* What is needed *
For the data below, give the number of lines in which "icon" occurs. Include nothing besides that number.

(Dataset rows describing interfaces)
· · · ·

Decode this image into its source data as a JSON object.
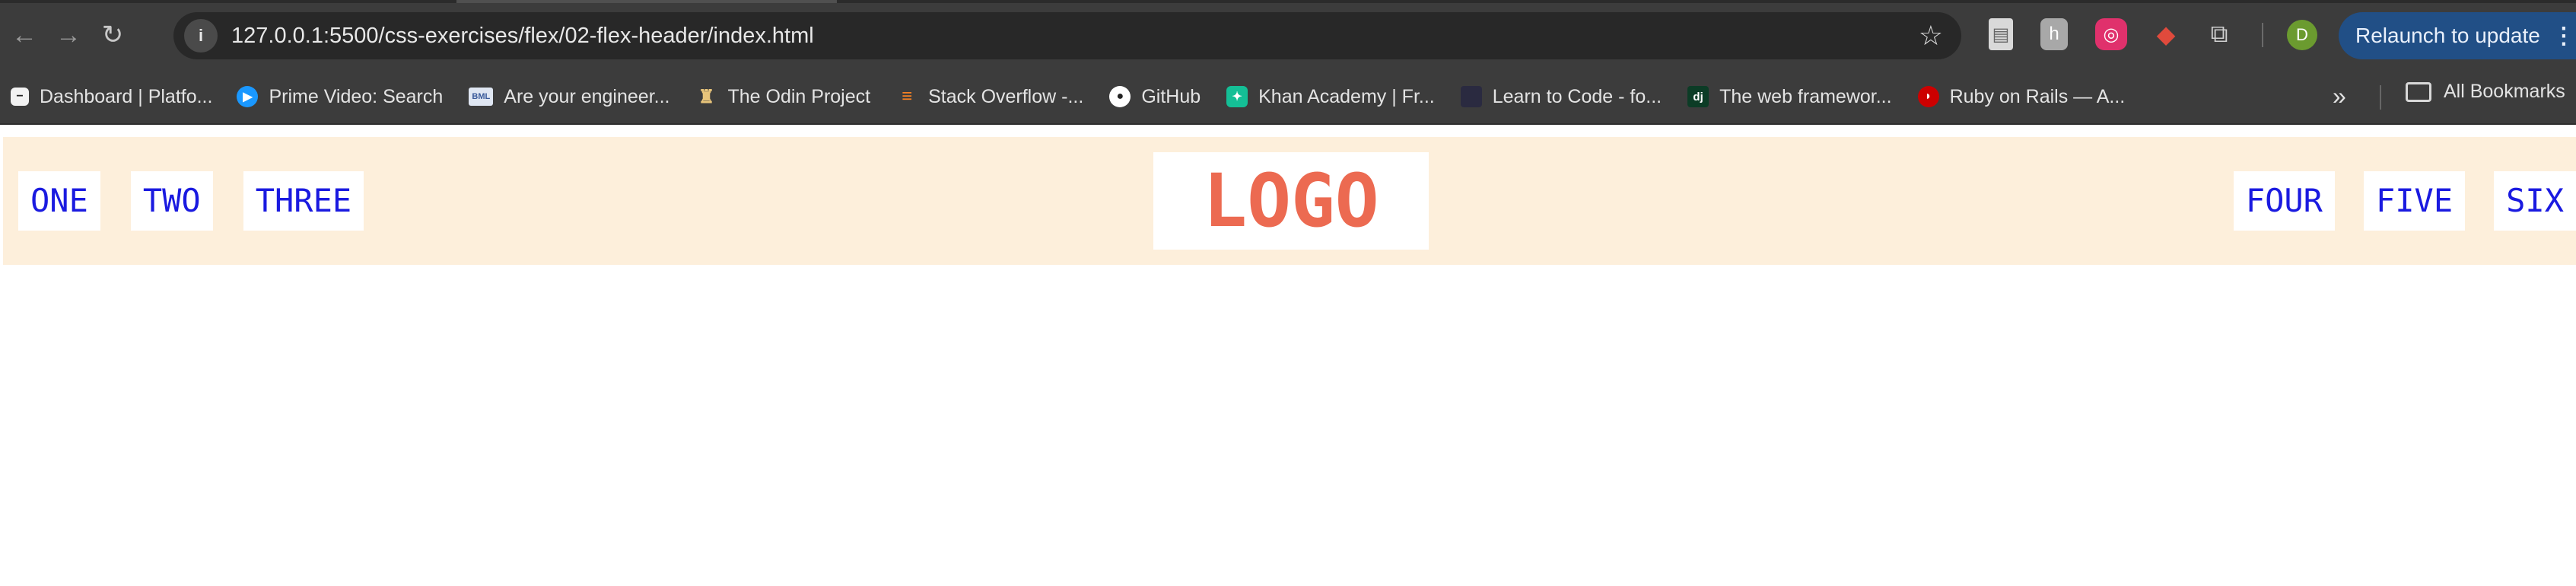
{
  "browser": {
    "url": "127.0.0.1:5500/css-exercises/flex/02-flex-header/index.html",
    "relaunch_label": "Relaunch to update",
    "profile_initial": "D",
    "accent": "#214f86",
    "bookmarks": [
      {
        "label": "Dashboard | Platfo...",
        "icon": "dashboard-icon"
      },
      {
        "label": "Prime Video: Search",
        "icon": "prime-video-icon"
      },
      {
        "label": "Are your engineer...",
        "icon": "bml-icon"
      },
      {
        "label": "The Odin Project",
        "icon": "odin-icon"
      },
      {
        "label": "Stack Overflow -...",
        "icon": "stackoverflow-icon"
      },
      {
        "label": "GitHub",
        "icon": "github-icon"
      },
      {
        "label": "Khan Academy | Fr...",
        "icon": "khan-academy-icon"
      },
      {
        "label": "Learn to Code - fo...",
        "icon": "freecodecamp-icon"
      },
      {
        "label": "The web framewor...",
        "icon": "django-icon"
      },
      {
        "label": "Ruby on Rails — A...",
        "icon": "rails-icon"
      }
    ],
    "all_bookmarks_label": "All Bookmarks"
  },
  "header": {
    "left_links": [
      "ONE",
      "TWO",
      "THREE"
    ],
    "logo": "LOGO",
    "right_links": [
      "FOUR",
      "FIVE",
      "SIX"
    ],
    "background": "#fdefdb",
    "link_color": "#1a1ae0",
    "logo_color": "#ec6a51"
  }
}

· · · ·

* Response *
10